↓

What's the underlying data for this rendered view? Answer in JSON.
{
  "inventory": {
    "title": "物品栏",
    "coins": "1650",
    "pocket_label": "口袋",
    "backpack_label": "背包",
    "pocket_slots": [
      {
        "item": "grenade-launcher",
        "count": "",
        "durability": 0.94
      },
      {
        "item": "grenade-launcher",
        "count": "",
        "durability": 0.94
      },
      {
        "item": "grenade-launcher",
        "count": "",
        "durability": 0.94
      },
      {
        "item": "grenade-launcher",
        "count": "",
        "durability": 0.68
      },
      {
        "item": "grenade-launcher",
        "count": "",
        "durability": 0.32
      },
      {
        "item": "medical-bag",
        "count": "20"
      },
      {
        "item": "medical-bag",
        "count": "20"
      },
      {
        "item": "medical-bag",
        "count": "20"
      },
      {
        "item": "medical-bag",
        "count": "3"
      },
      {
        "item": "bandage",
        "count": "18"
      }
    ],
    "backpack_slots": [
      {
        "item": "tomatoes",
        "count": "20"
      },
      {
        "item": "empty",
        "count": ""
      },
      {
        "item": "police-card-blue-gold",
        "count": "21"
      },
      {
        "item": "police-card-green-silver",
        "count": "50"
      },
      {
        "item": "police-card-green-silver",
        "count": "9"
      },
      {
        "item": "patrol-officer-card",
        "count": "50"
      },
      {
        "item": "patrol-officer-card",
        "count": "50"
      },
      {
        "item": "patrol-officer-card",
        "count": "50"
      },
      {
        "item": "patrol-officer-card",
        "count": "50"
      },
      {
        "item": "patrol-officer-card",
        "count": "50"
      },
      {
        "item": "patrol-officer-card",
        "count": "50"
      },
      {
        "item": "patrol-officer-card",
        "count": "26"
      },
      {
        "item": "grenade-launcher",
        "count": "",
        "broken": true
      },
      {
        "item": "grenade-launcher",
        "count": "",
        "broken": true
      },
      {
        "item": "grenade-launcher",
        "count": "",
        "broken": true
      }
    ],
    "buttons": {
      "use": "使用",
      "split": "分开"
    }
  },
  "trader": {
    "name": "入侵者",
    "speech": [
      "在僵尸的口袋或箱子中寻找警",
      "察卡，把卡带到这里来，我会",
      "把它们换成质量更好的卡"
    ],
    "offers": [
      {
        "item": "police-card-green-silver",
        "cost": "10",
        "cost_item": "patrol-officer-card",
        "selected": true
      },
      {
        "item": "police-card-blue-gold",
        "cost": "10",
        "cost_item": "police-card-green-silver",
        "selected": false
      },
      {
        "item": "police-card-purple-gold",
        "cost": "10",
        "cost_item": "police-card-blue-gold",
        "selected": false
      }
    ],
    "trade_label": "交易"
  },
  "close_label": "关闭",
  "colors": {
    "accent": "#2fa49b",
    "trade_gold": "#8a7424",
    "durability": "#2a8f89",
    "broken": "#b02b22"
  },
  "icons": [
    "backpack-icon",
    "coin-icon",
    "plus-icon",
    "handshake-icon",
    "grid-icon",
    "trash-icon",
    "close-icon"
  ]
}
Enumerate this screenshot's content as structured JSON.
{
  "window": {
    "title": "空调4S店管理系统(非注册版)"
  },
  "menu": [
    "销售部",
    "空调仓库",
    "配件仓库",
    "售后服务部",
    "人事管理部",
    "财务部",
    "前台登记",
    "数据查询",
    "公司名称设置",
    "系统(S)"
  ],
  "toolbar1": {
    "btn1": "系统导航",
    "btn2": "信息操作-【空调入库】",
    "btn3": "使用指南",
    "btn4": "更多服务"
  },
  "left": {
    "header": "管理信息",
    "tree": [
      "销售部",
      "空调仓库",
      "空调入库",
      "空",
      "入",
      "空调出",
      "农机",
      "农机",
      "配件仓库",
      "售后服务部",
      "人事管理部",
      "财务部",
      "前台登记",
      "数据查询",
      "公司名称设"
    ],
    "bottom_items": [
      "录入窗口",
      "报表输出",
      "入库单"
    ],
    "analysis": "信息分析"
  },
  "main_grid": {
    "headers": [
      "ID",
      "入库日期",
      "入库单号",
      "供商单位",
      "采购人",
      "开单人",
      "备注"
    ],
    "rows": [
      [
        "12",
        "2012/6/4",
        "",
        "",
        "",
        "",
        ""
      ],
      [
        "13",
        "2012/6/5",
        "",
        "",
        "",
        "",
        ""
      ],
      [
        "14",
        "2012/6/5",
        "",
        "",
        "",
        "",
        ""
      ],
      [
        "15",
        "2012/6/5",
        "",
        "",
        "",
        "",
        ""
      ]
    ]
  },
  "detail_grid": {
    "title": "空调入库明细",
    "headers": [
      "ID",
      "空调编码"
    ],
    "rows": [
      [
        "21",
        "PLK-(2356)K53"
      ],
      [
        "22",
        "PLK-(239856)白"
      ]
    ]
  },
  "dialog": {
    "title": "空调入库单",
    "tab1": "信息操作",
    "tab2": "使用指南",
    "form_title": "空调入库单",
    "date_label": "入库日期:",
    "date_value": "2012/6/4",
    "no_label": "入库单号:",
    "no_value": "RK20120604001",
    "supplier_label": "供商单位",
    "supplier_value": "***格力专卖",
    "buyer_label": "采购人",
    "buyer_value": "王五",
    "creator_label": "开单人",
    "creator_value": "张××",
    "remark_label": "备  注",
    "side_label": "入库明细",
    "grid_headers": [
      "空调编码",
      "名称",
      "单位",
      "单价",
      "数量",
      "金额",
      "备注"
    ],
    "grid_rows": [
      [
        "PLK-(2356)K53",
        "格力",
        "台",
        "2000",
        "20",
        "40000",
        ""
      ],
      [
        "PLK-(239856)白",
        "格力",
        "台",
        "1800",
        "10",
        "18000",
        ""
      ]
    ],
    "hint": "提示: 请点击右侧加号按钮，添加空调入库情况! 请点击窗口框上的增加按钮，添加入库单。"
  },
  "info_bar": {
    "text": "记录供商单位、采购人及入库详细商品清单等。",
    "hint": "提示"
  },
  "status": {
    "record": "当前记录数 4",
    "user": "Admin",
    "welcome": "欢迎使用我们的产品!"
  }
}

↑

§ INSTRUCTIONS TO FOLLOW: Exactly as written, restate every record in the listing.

§ RESULT OF THIS TASK:
What's the underlying data for this rendered view? Answer in JSON.
{
  "inventory": {
    "title": "物品栏",
    "coins": "1650",
    "pocket_label": "口袋",
    "backpack_label": "背包",
    "pocket_slots": [
      {
        "item": "grenade-launcher",
        "count": "",
        "durability": 0.94
      },
      {
        "item": "grenade-launcher",
        "count": "",
        "durability": 0.94
      },
      {
        "item": "grenade-launcher",
        "count": "",
        "durability": 0.94
      },
      {
        "item": "grenade-launcher",
        "count": "",
        "durability": 0.68
      },
      {
        "item": "grenade-launcher",
        "count": "",
        "durability": 0.32
      },
      {
        "item": "medical-bag",
        "count": "20"
      },
      {
        "item": "medical-bag",
        "count": "20"
      },
      {
        "item": "medical-bag",
        "count": "20"
      },
      {
        "item": "medical-bag",
        "count": "3"
      },
      {
        "item": "bandage",
        "count": "18"
      }
    ],
    "backpack_slots": [
      {
        "item": "tomatoes",
        "count": "20"
      },
      {
        "item": "empty",
        "count": ""
      },
      {
        "item": "police-card-blue-gold",
        "count": "21"
      },
      {
        "item": "police-card-green-silver",
        "count": "50"
      },
      {
        "item": "police-card-green-silver",
        "count": "9"
      },
      {
        "item": "patrol-officer-card",
        "count": "50"
      },
      {
        "item": "patrol-officer-card",
        "count": "50"
      },
      {
        "item": "patrol-officer-card",
        "count": "50"
      },
      {
        "item": "patrol-officer-card",
        "count": "50"
      },
      {
        "item": "patrol-officer-card",
        "count": "50"
      },
      {
        "item": "patrol-officer-card",
        "count": "50"
      },
      {
        "item": "patrol-officer-card",
        "count": "26"
      },
      {
        "item": "grenade-launcher",
        "count": "",
        "broken": true
      },
      {
        "item": "grenade-launcher",
        "count": "",
        "broken": true
      },
      {
        "item": "grenade-launcher",
        "count": "",
        "broken": true
      }
    ],
    "buttons": {
      "use": "使用",
      "split": "分开"
    }
  },
  "trader": {
    "name": "入侵者",
    "speech": [
      "在僵尸的口袋或箱子中寻找警",
      "察卡，把卡带到这里来，我会",
      "把它们换成质量更好的卡"
    ],
    "offers": [
      {
        "item": "police-card-green-silver",
        "cost": "10",
        "cost_item": "patrol-officer-card",
        "selected": true
      },
      {
        "item": "police-card-blue-gold",
        "cost": "10",
        "cost_item": "police-card-green-silver",
        "selected": false
      },
      {
        "item": "police-card-purple-gold",
        "cost": "10",
        "cost_item": "police-card-blue-gold",
        "selected": false
      }
    ],
    "trade_label": "交易"
  },
  "close_label": "关闭",
  "colors": {
    "accent": "#2fa49b",
    "trade_gold": "#8a7424",
    "durability": "#2a8f89",
    "broken": "#b02b22"
  },
  "icons": [
    "backpack-icon",
    "coin-icon",
    "plus-icon",
    "handshake-icon",
    "grid-icon",
    "trash-icon",
    "close-icon"
  ]
}
Enumerate this screenshot's content as structured JSON.
{
  "window": {
    "title": "空调4S店管理系统(非注册版)"
  },
  "menu": [
    "销售部",
    "空调仓库",
    "配件仓库",
    "售后服务部",
    "人事管理部",
    "财务部",
    "前台登记",
    "数据查询",
    "公司名称设置",
    "系统(S)"
  ],
  "toolbar1": {
    "btn1": "系统导航",
    "btn2": "信息操作-【空调入库】",
    "btn3": "使用指南",
    "btn4": "更多服务"
  },
  "left": {
    "header": "管理信息",
    "tree": [
      "销售部",
      "空调仓库",
      "空调入库",
      "空",
      "入",
      "空调出",
      "农机",
      "农机",
      "配件仓库",
      "售后服务部",
      "人事管理部",
      "财务部",
      "前台登记",
      "数据查询",
      "公司名称设"
    ],
    "bottom_items": [
      "录入窗口",
      "报表输出",
      "入库单"
    ],
    "analysis": "信息分析"
  },
  "main_grid": {
    "headers": [
      "ID",
      "入库日期",
      "入库单号",
      "供商单位",
      "采购人",
      "开单人",
      "备注"
    ],
    "rows": [
      [
        "12",
        "2012/6/4",
        "",
        "",
        "",
        "",
        ""
      ],
      [
        "13",
        "2012/6/5",
        "",
        "",
        "",
        "",
        ""
      ],
      [
        "14",
        "2012/6/5",
        "",
        "",
        "",
        "",
        ""
      ],
      [
        "15",
        "2012/6/5",
        "",
        "",
        "",
        "",
        ""
      ]
    ]
  },
  "detail_grid": {
    "title": "空调入库明细",
    "headers": [
      "ID",
      "空调编码"
    ],
    "rows": [
      [
        "21",
        "PLK-(2356)K53"
      ],
      [
        "22",
        "PLK-(239856)白"
      ]
    ]
  },
  "dialog": {
    "title": "空调入库单",
    "tab1": "信息操作",
    "tab2": "使用指南",
    "form_title": "空调入库单",
    "date_label": "入库日期:",
    "date_value": "2012/6/4",
    "no_label": "入库单号:",
    "no_value": "RK20120604001",
    "supplier_label": "供商单位",
    "supplier_value": "***格力专卖",
    "buyer_label": "采购人",
    "buyer_value": "王五",
    "creator_label": "开单人",
    "creator_value": "张××",
    "remark_label": "备  注",
    "side_label": "入库明细",
    "grid_headers": [
      "空调编码",
      "名称",
      "单位",
      "单价",
      "数量",
      "金额",
      "备注"
    ],
    "grid_rows": [
      [
        "PLK-(2356)K53",
        "格力",
        "台",
        "2000",
        "20",
        "40000",
        ""
      ],
      [
        "PLK-(239856)白",
        "格力",
        "台",
        "1800",
        "10",
        "18000",
        ""
      ]
    ],
    "hint": "提示: 请点击右侧加号按钮，添加空调入库情况! 请点击窗口框上的增加按钮，添加入库单。"
  },
  "info_bar": {
    "text": "记录供商单位、采购人及入库详细商品清单等。",
    "hint": "提示"
  },
  "status": {
    "record": "当前记录数 4",
    "user": "Admin",
    "welcome": "欢迎使用我们的产品!"
  }
}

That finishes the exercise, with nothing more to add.